Adding in lemon and orange juice and zest to this soup adds extra carotenoids. I have a deep attachment to my microplane zester and I use it all the time because adding zest gives a dish that extra boost of flavor. Turns out that these citrus carotenoids are also good at fighting cancer, especially breast cancer. Studies have found a 10% reduction in breast cancer (3)! Just by eating citrus fruits. That’s crazy to me, and good news, since I constantly am adding lemon zest (and juice) to my dishes.
So how is this working? The citrus compounds are helping aid DNA repair. Every day, your DNA takes a beating from oxidative stresses (such as environmental exposures, stress, chemicals, unhealthy foods). The foods we eat help to repair the DNA so that it can continue to function properly (if we eat whole plant foods, that is!). Damages in DNA leads to diseases, one such is cancer.
Then the question always asked next is – can’t I just take a supplement?
And the answer is: No.
It just doesn’t work. Studies have looked at it and the supplement did nothing for DNA repair (4)! There’s no money in telling people to eat oranges, but there is if you can make a pill, right? So that’s why you still will see such supplements being sold. But the reality is that there is something very complex happening when you bite a piece of citrus. It has the carotenoids that we know are so important, but they are attached to many many other citrus compounds. Together, they make the citrus effective in your body. Broken up, they are useless. In fact, even just drinking the juice is not any good. So eat the whole fruit and add in the zest for the best protection for your DNA!
If you want to learn more about citrus and DNA repair, check out the great video by Dr. Gregor, MD that I posted below.

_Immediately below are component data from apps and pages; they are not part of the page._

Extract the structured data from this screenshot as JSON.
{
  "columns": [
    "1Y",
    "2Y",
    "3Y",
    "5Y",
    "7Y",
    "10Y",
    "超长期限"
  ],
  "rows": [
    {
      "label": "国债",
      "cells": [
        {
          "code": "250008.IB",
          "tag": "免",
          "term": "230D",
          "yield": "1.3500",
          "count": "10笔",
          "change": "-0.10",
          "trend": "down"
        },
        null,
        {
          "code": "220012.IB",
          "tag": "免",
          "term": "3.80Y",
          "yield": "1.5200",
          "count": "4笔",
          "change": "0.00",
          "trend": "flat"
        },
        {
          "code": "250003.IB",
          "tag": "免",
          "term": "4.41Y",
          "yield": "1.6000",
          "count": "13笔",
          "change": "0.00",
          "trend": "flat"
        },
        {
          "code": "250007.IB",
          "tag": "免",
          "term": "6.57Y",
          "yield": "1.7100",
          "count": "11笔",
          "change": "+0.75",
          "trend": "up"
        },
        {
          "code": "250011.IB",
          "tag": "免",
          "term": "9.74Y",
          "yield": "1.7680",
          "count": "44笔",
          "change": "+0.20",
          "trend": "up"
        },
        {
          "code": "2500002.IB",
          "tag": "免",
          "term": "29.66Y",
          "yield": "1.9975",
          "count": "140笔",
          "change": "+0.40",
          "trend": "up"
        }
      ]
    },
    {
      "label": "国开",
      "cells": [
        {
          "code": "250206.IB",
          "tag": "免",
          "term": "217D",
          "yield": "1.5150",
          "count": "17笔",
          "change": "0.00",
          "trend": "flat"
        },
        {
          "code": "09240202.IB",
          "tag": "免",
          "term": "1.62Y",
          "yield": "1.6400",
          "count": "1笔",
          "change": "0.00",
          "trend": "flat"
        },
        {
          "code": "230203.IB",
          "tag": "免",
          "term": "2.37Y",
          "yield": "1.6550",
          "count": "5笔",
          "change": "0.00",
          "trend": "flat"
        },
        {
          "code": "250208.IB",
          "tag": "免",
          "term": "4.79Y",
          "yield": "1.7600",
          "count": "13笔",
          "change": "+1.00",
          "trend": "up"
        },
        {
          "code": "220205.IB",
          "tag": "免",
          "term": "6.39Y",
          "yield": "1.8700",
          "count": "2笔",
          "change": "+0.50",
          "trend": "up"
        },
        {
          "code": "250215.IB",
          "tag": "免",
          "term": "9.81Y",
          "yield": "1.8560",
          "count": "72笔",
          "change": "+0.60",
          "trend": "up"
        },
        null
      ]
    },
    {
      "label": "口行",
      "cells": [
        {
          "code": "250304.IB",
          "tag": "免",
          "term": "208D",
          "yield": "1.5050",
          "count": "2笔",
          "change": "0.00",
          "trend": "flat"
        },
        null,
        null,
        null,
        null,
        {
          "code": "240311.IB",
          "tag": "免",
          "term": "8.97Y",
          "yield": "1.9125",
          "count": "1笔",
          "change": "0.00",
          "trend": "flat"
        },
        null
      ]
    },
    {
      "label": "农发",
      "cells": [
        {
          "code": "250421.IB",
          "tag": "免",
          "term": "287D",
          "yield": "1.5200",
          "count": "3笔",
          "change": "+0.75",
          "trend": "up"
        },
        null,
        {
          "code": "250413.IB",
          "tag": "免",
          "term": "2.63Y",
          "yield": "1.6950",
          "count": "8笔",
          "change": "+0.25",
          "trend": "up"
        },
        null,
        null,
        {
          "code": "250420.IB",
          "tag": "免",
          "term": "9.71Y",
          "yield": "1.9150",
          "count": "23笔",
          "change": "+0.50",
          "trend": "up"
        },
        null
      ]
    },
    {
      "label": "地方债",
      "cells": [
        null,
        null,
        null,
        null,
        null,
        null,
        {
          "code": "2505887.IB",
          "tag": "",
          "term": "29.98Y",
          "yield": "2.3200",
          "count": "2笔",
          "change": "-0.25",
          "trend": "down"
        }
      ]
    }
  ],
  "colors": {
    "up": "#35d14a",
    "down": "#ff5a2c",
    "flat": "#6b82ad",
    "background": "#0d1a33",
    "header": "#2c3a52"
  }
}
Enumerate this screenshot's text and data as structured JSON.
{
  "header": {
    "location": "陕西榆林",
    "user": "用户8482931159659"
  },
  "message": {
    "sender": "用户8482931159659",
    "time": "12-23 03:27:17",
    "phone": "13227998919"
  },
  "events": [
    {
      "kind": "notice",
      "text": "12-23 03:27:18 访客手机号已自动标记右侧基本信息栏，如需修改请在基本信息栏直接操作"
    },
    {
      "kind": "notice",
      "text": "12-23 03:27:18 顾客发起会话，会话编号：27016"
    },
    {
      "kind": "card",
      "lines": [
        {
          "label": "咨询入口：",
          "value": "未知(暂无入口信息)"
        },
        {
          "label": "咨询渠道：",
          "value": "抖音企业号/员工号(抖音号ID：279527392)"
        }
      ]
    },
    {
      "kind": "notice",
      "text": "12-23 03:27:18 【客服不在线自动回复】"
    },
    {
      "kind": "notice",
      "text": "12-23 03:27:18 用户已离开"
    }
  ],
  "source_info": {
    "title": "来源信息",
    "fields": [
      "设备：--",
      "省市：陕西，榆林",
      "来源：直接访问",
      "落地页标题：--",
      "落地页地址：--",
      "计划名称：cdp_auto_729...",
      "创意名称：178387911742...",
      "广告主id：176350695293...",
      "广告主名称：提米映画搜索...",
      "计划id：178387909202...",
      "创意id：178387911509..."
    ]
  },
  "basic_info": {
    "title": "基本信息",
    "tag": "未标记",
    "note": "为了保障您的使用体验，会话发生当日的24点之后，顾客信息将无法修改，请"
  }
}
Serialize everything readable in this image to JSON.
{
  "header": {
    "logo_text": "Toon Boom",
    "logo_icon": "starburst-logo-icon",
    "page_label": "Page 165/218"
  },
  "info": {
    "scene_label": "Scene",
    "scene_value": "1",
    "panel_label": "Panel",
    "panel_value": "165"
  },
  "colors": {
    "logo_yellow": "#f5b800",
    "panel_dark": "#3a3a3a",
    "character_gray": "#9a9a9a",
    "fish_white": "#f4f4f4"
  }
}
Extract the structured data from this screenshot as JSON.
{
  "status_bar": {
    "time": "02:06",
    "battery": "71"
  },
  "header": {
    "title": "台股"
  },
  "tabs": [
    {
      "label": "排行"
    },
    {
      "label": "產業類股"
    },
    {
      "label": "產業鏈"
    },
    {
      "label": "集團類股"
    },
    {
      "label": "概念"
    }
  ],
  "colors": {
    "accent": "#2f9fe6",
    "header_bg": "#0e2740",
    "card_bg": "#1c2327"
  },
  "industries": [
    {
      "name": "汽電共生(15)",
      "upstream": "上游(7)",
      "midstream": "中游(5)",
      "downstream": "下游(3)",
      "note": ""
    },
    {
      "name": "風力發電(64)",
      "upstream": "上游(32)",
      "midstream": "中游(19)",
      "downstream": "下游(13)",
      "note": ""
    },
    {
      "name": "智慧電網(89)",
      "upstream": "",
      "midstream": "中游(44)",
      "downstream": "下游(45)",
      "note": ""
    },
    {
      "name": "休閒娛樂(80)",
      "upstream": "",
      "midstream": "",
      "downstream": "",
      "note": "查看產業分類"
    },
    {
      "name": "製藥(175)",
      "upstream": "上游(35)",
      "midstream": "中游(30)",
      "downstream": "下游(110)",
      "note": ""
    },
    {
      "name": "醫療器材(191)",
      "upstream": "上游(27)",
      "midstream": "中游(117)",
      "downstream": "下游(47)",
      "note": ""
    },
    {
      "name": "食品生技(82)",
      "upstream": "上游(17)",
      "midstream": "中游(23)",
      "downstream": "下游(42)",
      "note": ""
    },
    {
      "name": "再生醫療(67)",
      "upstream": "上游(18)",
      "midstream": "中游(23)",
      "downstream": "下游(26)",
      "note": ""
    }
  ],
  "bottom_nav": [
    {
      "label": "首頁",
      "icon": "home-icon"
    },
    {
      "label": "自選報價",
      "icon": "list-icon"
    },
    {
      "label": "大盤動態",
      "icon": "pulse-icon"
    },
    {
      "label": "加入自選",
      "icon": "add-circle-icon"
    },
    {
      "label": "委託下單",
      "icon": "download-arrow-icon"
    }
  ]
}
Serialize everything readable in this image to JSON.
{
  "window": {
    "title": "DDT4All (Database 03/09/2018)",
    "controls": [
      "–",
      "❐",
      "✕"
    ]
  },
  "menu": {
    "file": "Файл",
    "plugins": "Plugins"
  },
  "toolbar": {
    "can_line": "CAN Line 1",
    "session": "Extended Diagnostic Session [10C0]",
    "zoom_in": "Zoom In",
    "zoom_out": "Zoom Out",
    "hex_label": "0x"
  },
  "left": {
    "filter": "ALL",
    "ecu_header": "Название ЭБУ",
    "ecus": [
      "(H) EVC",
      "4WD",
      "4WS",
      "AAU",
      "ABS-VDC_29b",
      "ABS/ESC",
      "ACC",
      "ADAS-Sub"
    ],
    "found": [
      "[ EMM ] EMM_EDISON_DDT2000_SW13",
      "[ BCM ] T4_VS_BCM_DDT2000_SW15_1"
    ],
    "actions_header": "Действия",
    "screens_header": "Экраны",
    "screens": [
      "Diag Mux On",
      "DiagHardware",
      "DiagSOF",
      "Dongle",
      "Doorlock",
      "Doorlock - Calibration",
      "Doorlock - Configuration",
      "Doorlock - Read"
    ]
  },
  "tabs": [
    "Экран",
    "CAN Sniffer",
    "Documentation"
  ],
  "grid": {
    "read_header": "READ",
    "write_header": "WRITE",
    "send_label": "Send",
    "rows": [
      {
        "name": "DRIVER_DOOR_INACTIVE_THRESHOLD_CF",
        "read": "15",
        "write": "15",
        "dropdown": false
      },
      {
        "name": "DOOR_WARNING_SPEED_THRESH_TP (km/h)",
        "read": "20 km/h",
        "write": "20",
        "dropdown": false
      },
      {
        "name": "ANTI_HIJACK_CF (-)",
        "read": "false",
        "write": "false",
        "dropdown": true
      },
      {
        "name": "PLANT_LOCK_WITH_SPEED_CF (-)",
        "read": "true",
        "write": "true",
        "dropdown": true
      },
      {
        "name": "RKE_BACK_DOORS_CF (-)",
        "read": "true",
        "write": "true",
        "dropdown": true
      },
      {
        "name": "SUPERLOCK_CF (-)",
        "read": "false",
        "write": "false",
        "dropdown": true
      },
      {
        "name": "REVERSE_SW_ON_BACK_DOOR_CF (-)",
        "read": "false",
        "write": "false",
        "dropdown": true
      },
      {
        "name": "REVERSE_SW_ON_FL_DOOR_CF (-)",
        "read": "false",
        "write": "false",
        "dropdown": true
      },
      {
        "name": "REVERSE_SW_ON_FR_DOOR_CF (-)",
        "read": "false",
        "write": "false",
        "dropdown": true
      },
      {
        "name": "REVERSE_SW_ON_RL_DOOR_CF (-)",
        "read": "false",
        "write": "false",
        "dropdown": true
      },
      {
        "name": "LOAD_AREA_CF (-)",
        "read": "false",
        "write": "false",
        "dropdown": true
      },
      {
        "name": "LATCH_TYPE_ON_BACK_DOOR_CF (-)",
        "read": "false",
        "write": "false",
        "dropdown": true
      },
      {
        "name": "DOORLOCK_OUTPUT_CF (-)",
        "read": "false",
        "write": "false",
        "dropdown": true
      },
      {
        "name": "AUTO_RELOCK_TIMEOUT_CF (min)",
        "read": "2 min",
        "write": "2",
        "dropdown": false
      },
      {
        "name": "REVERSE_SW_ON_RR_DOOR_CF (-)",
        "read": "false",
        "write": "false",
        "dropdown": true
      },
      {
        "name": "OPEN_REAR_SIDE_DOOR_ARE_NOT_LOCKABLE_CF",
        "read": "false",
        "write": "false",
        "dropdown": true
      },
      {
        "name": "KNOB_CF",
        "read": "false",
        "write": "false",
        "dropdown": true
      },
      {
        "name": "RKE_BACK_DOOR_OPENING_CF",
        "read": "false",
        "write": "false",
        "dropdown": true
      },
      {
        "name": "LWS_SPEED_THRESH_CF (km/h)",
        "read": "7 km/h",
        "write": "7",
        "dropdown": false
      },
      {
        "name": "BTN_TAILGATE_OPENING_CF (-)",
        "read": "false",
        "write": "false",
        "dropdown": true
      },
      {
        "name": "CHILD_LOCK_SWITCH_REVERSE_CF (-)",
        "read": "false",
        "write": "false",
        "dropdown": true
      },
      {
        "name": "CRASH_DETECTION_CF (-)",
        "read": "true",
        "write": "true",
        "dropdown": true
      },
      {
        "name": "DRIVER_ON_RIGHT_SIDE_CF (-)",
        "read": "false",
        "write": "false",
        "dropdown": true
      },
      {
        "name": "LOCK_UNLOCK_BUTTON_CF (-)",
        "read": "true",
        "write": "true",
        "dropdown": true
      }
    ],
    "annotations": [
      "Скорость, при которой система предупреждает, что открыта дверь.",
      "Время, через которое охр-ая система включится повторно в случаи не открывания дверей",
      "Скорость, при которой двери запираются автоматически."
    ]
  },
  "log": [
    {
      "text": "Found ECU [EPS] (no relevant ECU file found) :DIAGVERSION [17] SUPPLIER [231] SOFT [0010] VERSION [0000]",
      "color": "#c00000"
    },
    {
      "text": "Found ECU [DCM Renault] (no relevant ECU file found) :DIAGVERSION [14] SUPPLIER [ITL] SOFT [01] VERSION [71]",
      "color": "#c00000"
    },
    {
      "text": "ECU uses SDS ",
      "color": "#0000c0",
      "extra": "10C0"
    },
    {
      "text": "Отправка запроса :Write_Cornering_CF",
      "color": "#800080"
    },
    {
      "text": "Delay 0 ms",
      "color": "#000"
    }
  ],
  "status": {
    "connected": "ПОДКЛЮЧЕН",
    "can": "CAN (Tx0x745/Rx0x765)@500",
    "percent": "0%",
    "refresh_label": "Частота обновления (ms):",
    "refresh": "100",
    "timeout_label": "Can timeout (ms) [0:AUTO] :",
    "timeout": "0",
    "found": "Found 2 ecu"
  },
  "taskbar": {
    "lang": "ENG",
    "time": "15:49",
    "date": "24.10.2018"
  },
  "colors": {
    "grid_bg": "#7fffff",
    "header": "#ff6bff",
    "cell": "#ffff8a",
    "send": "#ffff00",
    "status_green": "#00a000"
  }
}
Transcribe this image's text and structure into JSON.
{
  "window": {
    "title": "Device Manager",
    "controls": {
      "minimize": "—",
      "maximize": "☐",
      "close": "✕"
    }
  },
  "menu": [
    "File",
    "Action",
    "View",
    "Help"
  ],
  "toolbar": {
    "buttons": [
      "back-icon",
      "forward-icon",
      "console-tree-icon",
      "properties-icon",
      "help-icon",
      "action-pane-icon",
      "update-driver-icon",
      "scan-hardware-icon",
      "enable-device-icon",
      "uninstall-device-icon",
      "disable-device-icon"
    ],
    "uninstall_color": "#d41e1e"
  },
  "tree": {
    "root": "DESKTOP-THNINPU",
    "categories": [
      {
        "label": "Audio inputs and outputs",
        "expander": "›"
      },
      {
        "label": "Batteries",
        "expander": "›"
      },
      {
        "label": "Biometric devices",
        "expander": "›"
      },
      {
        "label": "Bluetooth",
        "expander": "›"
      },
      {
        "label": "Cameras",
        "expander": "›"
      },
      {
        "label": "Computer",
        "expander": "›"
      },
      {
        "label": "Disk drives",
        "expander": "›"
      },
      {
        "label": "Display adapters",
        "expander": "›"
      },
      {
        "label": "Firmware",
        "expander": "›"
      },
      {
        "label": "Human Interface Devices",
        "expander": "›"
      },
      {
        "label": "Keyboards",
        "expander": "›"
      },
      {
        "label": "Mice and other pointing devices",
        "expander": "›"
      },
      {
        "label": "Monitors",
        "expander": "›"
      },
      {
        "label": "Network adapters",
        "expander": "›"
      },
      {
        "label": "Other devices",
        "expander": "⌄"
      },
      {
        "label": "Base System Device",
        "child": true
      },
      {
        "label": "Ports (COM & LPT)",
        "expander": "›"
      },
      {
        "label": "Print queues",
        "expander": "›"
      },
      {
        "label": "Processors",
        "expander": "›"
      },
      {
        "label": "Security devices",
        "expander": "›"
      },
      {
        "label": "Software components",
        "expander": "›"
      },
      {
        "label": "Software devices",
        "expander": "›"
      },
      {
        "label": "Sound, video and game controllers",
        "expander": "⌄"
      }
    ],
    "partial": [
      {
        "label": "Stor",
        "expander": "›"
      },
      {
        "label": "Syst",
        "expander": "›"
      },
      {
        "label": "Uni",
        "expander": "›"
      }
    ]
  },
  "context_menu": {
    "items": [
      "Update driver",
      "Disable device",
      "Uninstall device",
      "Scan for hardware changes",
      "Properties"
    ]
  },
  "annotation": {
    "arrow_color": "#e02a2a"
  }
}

I hope you enjoyed learning about carotenoids and that you also enjoy this recipe. If you make it, please tag me in a photo on instagram as I love to see you eating well to be well.
Orange Squash Soup
Makes about 6 servings
Brighten up your day with cheerful orange soup made with winter squash, sweet potato, carrots, lemon, ginger and orange.
Author: Leah Romay
- 1 onion, roughly chopped
- 4 garlic cloves, sliced
- 1 tsp salt
- few grinds of black pepper
- 1 T grated fresh ginger root
- 3 stalks celery, chopped
- 8 cups water
- 3 carrots, chopped
- 1 large sweet potato, peeled and chopped
- 1 large kabocha squash, cut into chunks
- 2 T raw honey
- juice and zest of 1 lemon
- juice and zest of 1 orange
- Begin by chopping the kabocha squash into large chunks and removing the seeds. Place kabocha squash chunks in a large pot with a steamer basket and steam until just tender. Alternatively you can roast the squash for 30 mins at 400 F. The goal is to soften the squash a bit so that you can easily remove the outer skin. Kabocha squash skin is very tough to remove when the squash is raw.
- Once you have the squash steaming or roasting, chop up the other ingredients. This will save you time.
- In a large Dutch oven pot over medium heat, add 2 T olive oil. Add the onions and garlic, cooking for 5 minutes. Then add the celery and cook another 3 minutes.
- By now, the squash should be cooked enough that it will be easy to remove the skins. Carefully transfer the squash pieces to a cutting board and cut off the skin.
- Back to the pot – Add the salt, pepper, and grated ginger and stir to combine. Add the carrots, sweet potato, squash and water. Cover with a lid and bring to a boil over high heat, then reduce to low and simmer for 10-15 minutes until all of the veggies are very soft.
- Transfer the contents of the pot to a blender and puree in batches. Alternatively, use an immersion blender.
- Add in the honey, lemon and orange juice and zest. Stir well to combine.
- Serve with a dollop of coconut yogurt, a sprinkle of pumpkin seeds, and maybe a nice slice of whole grain bread.